“She told me. I already explained that.”
“Impossible,” Cyrano said. “We–!” He hesitated, cracking his fists as he huffed more deeply than before. “These are things known to only a handful of us on the Order’s Inner Circle. Sydney Merryman is gone. That’s established fact.”
“You may be wrong,” I said. “From what I could perceive Massoud didn’t want to steal our bodies. I don’t think the vast majority of Sydelle’s kin want to. They’re not after our bodies, our children, for their own pleasure. That’s just what we think based on what Sydelle has told us. I think they just want their purgatory to end. I think they just want to die.”
Our guests exchanged another doubtful glance. Lloyd George began, “Cyrano, maybe we should consider–”
“Oh don’t you be stupid too, man! It’s pure bullshit.
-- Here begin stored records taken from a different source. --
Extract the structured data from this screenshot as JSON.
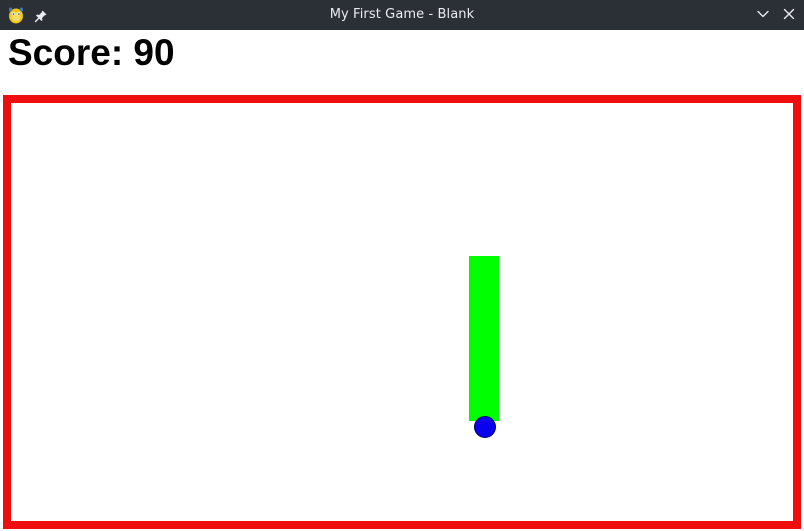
{
  "window": {
    "title": "My First Game - Blank",
    "icons": {
      "app": "python-icon",
      "pin": "pin-icon",
      "minimize": "chevron-down-icon",
      "close": "close-icon"
    },
    "titlebar_color": "#2b2f36"
  },
  "game": {
    "score_text": "Score: 90",
    "colors": {
      "border": "#ee0e0e",
      "paddle": "#00ff00",
      "ball": "#0a00ee",
      "background": "#ffffff"
    }
  }
}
Talking spirits? That’s never happened before. In the last five hundred years not one soul has been recovered, not one! Am I supposed to take this shit to the Inner Council, tell them everything we KNOW is wrong, based on the word of a stupid girl?”
“But my vision–what I saw–!”
“Maybe you filtered what your thought was a vision through your own perceptions,” Lloyd George suggested. That creature suffocated you. Perhaps oxygen deprivation caused you to fashion your ideas into a comfortable narrative.”
“Miss, it is a possibility we should consider–”
“I said NO. I know what I saw and I won’t be dissuaded from that by the Fat Guy here.”
“Settle down, girl,” Cyrano growled.
“Who the hell do you think you–”
Was it me, or did the rafters shudder? Dust sifted down from above as he continued. “Our people have been watching those maniacs for five hundred years. You can’t come crawling up out of the bush at nineteen years old telling us how to run our affairs. You’re barely out of diapers.”
“I’ve lived more in those twenty years,” I corrected him, heat rising into my cheeks, “than either of you fucking toubabs.”
“Cyrano…” Lloyd George’s eyes shone bright. He slapped a palm onto his companion’s knee. The fat one’s brow furrowed as his knuckles popped with what should have been a painful balling of the fist I was glaring at.
I had no idea what he could do and didn’t much care. “Oh please, try it.”
“Senores,” Alejandro called, though honestly I think his voice only penetrated the periphery of our mutual glares. “Let’s call it a day, debemos? We should give these tense sessions time to rest before we resume.” Lloyd George nodded at least. After a few more moments where our eyes locked, Cyrano swerved his gaze away.
I pushed off the divan without a backward glance at either of my two acosters. “You can see them to the door, padre. I don’t know why I’m wasting my time with you people.”
Alejandro followed me as far as the circular stairwell leading upstairs. “Thanks for standing up for me,” I muttered. “You don’t believe me either, do you?”
“You have to understand it goes against everything we know,” he said.
Sweet Ngai, I didn’t want to talk about this. “Maybe I’ll just leave.”
Both hands slapped on his hips. “And where will you go?”
“I DON’T KNOW! Maybe I’ll go back to the bushes I crawled from, or maybe I’ll see if they’ll have me back at Abyei-Bentiu! That’ll make everybody happy!” it should have been satisfying to slam the door to my room on his face, but somehow it wasn’t.
Mikes’ latest book, FATHERS AND DAUGHTERS, is available at amazon.com. Mike’s Amazon page: